Interface dataset entries:
◇ ◇ ◇ ◇

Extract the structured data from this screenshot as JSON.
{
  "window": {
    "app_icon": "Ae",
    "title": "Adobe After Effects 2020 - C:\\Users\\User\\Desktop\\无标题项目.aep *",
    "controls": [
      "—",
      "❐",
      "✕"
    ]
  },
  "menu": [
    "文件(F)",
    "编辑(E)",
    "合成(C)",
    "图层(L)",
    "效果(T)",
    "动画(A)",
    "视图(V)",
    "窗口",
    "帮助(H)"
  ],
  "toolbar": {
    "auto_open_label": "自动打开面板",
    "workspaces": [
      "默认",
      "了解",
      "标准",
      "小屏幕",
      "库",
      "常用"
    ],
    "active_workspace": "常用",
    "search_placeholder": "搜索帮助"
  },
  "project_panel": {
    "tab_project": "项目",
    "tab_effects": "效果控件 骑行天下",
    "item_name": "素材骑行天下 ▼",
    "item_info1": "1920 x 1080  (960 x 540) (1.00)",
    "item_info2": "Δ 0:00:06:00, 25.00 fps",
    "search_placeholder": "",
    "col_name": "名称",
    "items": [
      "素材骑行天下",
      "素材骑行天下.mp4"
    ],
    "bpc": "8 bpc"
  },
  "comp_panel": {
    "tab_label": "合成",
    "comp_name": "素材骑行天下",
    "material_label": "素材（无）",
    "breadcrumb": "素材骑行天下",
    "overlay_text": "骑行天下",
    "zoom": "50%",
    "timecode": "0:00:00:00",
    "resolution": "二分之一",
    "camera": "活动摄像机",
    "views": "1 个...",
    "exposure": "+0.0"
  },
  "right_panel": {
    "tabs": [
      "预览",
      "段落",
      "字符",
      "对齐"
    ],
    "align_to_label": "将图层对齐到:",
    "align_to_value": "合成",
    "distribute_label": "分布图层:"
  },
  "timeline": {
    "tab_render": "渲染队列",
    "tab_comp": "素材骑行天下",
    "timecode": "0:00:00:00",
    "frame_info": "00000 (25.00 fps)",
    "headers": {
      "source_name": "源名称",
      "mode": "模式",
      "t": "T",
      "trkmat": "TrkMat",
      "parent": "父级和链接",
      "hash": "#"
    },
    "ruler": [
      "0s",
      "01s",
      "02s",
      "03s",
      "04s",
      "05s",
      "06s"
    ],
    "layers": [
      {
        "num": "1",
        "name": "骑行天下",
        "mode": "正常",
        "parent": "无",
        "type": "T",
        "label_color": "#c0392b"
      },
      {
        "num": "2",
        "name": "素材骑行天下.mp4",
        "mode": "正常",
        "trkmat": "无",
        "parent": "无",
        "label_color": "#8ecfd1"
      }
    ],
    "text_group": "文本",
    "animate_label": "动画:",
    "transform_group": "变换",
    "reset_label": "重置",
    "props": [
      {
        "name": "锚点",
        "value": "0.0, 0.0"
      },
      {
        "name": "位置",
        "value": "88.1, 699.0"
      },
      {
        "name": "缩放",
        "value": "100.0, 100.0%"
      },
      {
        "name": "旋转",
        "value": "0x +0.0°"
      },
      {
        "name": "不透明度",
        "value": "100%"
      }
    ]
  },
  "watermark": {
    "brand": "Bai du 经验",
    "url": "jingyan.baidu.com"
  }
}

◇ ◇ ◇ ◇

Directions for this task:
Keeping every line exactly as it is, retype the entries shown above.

Task answer:
Extract the structured data from this screenshot as JSON.
{
  "window": {
    "app_icon": "Ae",
    "title": "Adobe After Effects 2020 - C:\\Users\\User\\Desktop\\无标题项目.aep *",
    "controls": [
      "—",
      "❐",
      "✕"
    ]
  },
  "menu": [
    "文件(F)",
    "编辑(E)",
    "合成(C)",
    "图层(L)",
    "效果(T)",
    "动画(A)",
    "视图(V)",
    "窗口",
    "帮助(H)"
  ],
  "toolbar": {
    "auto_open_label": "自动打开面板",
    "workspaces": [
      "默认",
      "了解",
      "标准",
      "小屏幕",
      "库",
      "常用"
    ],
    "active_workspace": "常用",
    "search_placeholder": "搜索帮助"
  },
  "project_panel": {
    "tab_project": "项目",
    "tab_effects": "效果控件 骑行天下",
    "item_name": "素材骑行天下 ▼",
    "item_info1": "1920 x 1080  (960 x 540) (1.00)",
    "item_info2": "Δ 0:00:06:00, 25.00 fps",
    "search_placeholder": "",
    "col_name": "名称",
    "items": [
      "素材骑行天下",
      "素材骑行天下.mp4"
    ],
    "bpc": "8 bpc"
  },
  "comp_panel": {
    "tab_label": "合成",
    "comp_name": "素材骑行天下",
    "material_label": "素材（无）",
    "breadcrumb": "素材骑行天下",
    "overlay_text": "骑行天下",
    "zoom": "50%",
    "timecode": "0:00:00:00",
    "resolution": "二分之一",
    "camera": "活动摄像机",
    "views": "1 个...",
    "exposure": "+0.0"
  },
  "right_panel": {
    "tabs": [
      "预览",
      "段落",
      "字符",
      "对齐"
    ],
    "align_to_label": "将图层对齐到:",
    "align_to_value": "合成",
    "distribute_label": "分布图层:"
  },
  "timeline": {
    "tab_render": "渲染队列",
    "tab_comp": "素材骑行天下",
    "timecode": "0:00:00:00",
    "frame_info": "00000 (25.00 fps)",
    "headers": {
      "source_name": "源名称",
      "mode": "模式",
      "t": "T",
      "trkmat": "TrkMat",
      "parent": "父级和链接",
      "hash": "#"
    },
    "ruler": [
      "0s",
      "01s",
      "02s",
      "03s",
      "04s",
      "05s",
      "06s"
    ],
    "layers": [
      {
        "num": "1",
        "name": "骑行天下",
        "mode": "正常",
        "parent": "无",
        "type": "T",
        "label_color": "#c0392b"
      },
      {
        "num": "2",
        "name": "素材骑行天下.mp4",
        "mode": "正常",
        "trkmat": "无",
        "parent": "无",
        "label_color": "#8ecfd1"
      }
    ],
    "text_group": "文本",
    "animate_label": "动画:",
    "transform_group": "变换",
    "reset_label": "重置",
    "props": [
      {
        "name": "锚点",
        "value": "0.0, 0.0"
      },
      {
        "name": "位置",
        "value": "88.1, 699.0"
      },
      {
        "name": "缩放",
        "value": "100.0, 100.0%"
      },
      {
        "name": "旋转",
        "value": "0x +0.0°"
      },
      {
        "name": "不透明度",
        "value": "100%"
      }
    ]
  },
  "watermark": {
    "brand": "Bai du 经验",
    "url": "jingyan.baidu.com"
  }
}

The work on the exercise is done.